Our judicial system has been carefully constructed – and continues to be fine-tuned quite frequently in an ongoing effort to make sure that all cases are handled with the impartial approach that is necessary to ensure fairness of judgment. Naturally, a crucial component of preserving this fairness rests directly on the shoulders of the judge who presides over each case. While in the majority of cases there is no conflicting factor that would render the presiding judge unsuitable for that case, there are unavoidably also an occasional and unintentional overlap of interests that if left unremedied, could result in a questionable outcome.
Fortunately, there are solutions to situations of this nature and it is always in the best interest of anyone going through legal proceedings to understand what their options are if they suspect or know that a conflict of interest is present. For this reason, we wanted to take a closer look at how the judicial system handles these conflicts, as well as address some of the most common questions that arise when this does occur.
What is the Difference Between a Judicial Recusal and a Judicial Disqualification?
While the outcome to either of these is largely the same in the end – both result in the removal of the judge in question from a case with potential or proven conflict of interest – there is a recognition of a slight distinction between the two terms.
Typically, a recusal is what takes place when a judge recognizes and then voluntarily chooses to remove themselves from presiding over a case because they are aware of a conflict of interest. Some of the most common examples of a conflict of interest that would lead an assigned judge to recuse themselves voluntarily include situations in which:
● They have a familial relationship to one of the attorneys involved in the case.
● They have a possible financial interest in the result of the case.
● They have either a personal connection to one of the involved parties or have some personal knowledge regarding the facts of the case.
A disqualification more often refers to the removal of a judge who has failed to recuse themselves in spite of a reasonable and factual basis that suggests they may not be impartial in their judgment of a particular case.
It’s also worth pointing out that neither of these actions is something that occurs automatically, leaving the initial decision to recuse themselves up to the discretion of the judge. When a judge fails to recuse themselves in spite of reasonable concerns about their ability to remain fair and impartial, the concerned party has the option to file a motion to disqualify them.
What Are the Grounds for Which a Judge Can Be Disqualified?
As detailed in NRS 1.230, the grounds for disqualification are laid out as follows:
● A judge shall not act as such in an action or proceeding when they entertain actual bias or prejudice that is for or against one of the parties to the action.
● A judge shall not act as such in an action or proceeding when an implied bias exists in the following ways – when they are a party to or interested in the action or proceeding when they are related to either involved party or related to any involved attorney or counselor, or when they have acted as the attorney or counsel for either of the relevant parties in the action or proceeding in question.
What is the Procedure for Having a Judge Disqualified From Your Case?

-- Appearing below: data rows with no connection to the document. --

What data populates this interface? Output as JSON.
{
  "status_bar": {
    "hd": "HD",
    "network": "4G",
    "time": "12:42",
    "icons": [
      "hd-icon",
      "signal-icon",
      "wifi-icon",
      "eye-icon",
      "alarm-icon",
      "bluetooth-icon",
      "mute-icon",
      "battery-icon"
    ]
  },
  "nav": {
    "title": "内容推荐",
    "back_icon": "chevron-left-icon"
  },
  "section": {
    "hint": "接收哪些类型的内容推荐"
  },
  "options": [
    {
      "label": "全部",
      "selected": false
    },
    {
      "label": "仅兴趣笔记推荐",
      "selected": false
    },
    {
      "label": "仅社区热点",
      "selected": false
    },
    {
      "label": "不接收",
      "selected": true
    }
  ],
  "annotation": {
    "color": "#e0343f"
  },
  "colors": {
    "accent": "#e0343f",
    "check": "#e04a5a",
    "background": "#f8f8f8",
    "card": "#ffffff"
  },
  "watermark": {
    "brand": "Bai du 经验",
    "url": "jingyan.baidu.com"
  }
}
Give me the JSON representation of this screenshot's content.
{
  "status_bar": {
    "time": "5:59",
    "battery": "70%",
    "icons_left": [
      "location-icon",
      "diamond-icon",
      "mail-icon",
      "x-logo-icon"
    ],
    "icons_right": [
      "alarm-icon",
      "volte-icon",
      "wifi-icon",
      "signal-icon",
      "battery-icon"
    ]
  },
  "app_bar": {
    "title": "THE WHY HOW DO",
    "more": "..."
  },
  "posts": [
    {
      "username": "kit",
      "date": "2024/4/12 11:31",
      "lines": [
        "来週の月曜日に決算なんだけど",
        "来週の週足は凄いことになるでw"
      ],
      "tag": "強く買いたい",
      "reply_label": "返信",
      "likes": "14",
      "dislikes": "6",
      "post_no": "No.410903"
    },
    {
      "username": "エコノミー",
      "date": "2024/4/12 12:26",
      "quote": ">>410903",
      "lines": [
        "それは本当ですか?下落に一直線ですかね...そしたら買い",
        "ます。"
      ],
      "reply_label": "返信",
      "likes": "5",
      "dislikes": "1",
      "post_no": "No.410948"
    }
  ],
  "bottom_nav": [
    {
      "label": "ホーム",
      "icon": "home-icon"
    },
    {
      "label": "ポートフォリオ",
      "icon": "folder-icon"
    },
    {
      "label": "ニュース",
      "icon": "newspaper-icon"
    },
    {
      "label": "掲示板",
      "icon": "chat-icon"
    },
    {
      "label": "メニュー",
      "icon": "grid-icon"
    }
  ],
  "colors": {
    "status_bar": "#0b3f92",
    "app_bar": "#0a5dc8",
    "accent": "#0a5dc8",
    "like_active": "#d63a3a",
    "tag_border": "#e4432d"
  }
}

In the event that there is a reasonable belief that the judge presiding over your case will not be able to do so with the impartiality that is necessary for the proceedings at hand, both the defense and the prosecution has the option to file an affidavit that details specifically the facts related to any actual or implied bias or prejudice that could be grounds for the disqualification of that judge. (NRS 1.235)
This affidavit must be accompanied by a certificate of the attorney of record stating that the affidavit has been filed in good faith and not interposed for delay. While there are some variations to this based on issues of timing, in general, this affidavit has to be filed not less than 20 days before the date set for the trial or hearing of the case, or not less than 3 days before the date that has been set for the hearing of any pretrial matter.

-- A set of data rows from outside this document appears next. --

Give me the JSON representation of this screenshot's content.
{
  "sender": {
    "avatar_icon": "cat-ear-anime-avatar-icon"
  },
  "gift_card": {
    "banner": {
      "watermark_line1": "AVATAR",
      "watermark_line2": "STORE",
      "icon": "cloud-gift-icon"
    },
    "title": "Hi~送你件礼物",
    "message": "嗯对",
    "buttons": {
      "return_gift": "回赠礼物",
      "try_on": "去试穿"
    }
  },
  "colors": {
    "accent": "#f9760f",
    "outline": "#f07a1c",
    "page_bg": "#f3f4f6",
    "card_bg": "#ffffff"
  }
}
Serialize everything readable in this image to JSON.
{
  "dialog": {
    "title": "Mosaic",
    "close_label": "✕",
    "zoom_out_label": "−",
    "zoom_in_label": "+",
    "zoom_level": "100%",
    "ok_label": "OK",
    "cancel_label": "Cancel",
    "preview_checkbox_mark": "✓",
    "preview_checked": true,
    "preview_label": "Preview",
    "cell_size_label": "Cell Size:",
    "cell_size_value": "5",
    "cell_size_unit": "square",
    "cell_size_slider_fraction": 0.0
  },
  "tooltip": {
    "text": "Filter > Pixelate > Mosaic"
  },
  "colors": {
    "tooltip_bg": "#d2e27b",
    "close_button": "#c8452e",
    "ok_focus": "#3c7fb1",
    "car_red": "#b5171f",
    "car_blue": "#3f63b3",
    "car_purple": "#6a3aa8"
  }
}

Once a motion to disqualify the judge in question has been filed, the judge will be served a copy of the affidavit. Following this, they have two options – either to transfer the case to another judge immediately or to file a written answer with the clerk. This written response must be filed within two days after the motion to disqualify was filed and should contain either the admission or denial of the allegations of a bias or conflict of interest, as well as any additional information they feel should be taken into consideration. If they have chosen to contest the motion to disqualify them from the case, another judge will be presented with all relevant information related to the disqualification in question and they will decide the matter.
What Happens If a Judge Declines to Recuse Themselves?
In cases where a judge whose impartiality is in question and reasonable grounds exist for them to recuse themselves from a case, their failure to do so may result in disciplinary action, including possible suspension or disbarment. Additionally, the result of the case in question may need to be reviewed and in some cases, may lead to the ordering of a new trial.
If you have reason to believe that the judge presiding over your case is doing so in spite of a conflict of interest, you do have the right to pursue their disqualification from your case. Contact our office today to discuss your legal options with one of our experienced attorneys – we offer free case evaluations and will be happy to answer your questions.